Functional Morphology of Primate Hind Limbs and their Locomotor Implications

Advisors: Professor Eric Sargis (YPM Curator of Vertebrate Paleontology and Vertebrate Zoology) and Graduate Student Spencer Irvine (YPM Vertebrate Paleontology) 



Length: 6 weeks in the summer 


Project Description: 

Undergraduates are invited to participate in morphological research during the summer of 2021 to work with a curator and graduate student from the Yale Peabody Museum of Natural History (YPM). This project focuses on the adaptive morphology of the primate hip and knee. Extant primates share many skeletal features that relate to the ability to maneuver through the trees. This reflects their evolution from an arboreal ancestor. Living in the trees is challenging and dangerous, requiring specialized morphology to navigate this complex 3D environment. To successfully traverse these habitats, early primates are hypothesized to have employed grasp-leaping locomotion, just as several extant primates do today. This form of locomotion involves grasping hands and feet and relies on powerful hind limbs for leaping across gaps in the canopy.

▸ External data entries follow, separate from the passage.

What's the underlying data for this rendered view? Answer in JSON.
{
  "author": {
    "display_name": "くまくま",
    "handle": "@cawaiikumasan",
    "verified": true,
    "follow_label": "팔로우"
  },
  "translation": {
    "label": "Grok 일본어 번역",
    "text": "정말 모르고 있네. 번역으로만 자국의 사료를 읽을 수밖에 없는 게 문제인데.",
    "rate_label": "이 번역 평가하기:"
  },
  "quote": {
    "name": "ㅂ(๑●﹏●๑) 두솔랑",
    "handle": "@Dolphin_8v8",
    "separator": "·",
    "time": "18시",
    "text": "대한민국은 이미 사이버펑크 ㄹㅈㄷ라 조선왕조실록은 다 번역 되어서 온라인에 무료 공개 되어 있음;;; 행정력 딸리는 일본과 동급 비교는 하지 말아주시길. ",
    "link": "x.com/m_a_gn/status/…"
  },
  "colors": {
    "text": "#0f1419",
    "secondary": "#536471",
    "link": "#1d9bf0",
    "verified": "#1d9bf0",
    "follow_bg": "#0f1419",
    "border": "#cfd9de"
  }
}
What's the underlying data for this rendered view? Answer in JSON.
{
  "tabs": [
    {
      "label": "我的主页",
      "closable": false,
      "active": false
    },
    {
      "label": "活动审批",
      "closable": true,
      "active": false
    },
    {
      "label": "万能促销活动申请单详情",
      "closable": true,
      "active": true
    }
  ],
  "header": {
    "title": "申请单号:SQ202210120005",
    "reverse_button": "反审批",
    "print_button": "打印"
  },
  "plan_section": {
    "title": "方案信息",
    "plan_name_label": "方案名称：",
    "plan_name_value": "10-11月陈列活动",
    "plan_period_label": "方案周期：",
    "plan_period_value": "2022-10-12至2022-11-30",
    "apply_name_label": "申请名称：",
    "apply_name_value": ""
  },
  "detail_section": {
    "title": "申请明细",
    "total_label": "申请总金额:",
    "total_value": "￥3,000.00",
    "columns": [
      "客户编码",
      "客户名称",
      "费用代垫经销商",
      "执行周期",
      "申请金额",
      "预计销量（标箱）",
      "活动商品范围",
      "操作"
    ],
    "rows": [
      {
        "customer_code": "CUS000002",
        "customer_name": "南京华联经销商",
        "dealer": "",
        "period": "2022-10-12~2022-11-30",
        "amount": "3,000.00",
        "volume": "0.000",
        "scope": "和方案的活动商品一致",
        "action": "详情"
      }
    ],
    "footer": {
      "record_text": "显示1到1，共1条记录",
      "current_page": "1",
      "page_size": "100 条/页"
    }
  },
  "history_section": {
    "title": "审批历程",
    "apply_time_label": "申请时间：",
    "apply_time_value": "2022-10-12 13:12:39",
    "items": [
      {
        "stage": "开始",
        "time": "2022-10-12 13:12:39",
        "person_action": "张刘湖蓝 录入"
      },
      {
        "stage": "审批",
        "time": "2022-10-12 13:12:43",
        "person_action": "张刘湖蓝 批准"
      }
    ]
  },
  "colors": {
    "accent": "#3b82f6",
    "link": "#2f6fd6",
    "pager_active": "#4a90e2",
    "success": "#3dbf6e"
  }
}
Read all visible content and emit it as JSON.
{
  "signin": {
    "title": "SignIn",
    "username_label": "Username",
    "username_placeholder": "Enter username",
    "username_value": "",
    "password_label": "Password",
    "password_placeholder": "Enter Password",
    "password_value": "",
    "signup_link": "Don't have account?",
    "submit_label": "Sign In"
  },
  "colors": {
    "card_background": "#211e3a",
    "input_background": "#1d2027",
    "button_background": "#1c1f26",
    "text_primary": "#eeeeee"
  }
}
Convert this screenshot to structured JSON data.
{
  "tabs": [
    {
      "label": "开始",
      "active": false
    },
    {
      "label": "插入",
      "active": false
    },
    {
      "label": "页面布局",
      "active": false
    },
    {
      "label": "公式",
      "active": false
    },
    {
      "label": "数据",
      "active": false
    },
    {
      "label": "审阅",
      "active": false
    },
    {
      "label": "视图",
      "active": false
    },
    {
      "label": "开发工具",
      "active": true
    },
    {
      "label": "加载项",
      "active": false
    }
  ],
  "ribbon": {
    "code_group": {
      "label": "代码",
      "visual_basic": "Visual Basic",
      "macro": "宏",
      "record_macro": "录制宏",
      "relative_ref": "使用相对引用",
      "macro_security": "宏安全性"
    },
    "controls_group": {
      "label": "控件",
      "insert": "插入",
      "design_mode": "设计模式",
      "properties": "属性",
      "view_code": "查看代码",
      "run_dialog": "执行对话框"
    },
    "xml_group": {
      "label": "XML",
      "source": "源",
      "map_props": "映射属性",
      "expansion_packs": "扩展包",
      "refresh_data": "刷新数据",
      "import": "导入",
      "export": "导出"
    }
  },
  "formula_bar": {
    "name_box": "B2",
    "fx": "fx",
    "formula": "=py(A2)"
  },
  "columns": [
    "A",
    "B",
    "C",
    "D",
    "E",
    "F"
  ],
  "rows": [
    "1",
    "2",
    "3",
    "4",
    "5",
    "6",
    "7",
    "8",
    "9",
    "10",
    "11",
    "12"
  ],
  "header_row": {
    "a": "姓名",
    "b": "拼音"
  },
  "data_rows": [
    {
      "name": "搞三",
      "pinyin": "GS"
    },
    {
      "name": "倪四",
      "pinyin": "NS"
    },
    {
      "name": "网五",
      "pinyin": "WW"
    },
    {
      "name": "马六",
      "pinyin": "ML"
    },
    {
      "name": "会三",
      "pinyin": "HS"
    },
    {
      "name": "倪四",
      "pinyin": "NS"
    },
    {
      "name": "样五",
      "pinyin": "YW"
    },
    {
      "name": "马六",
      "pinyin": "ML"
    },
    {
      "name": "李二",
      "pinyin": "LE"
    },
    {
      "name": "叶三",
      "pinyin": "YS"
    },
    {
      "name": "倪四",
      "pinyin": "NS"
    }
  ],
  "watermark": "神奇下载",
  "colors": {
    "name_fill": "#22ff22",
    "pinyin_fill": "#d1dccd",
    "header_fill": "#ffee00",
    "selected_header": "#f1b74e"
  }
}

Many of the adaptations in the hind limb for grasp-leaping can be found at the hip and knee joints. 


Although we cannot directly observe the relationship between grasp-leaping locomotion and skeletal morphology in fossil primates, we can use extant taxa as models by comparing the morphology of their hip and knee to that of early fossil primates. The YPM collections contain a variety of primate skeletons that can be analyzed for this purpose. The undergraduate researcher will assist with these analyses in a laboratory setting. Although the work requires the undergraduate to be on campus, training can be done remotely, and lab work can be socially distanced, depending on COVID-19 protocols. This work will help test hypotheses about early primate locomotor behavior and enhance our understanding of primate origins and functional morphology. 


The undergraduate researcher will be involved in multiple aspects of this project. They will learn to use anatomical characteristics to identify and describe primate taxa to address questions such as 1) what is the morphological diversity of primate hind limbs, 2) which skeletal features in the hip and knee best correlate with locomotor behavior, and 3) how does phylogeny affect locomotion? The researcher will learn how to post-process micro-CT scans of these specimens, generate three-dimensional models from the scans, and measure functionally informative features of primate hips and knees from the 3-D models. The researcher will also learn how to conduct statistical analyses in R. Hence, the researcher will have the opportunity to learn post-processing techniques and methods of morphometric data collection and analysis. This project could lead to an expanded senior thesis project, a presentation at a professional conference, and/or a publication in a peer-reviewed journal. 


In the event that students are not permitted on campus in the summer, the internship could take place in the fall. There is not a fully remote summer option for this internship. 


Stipend: $2250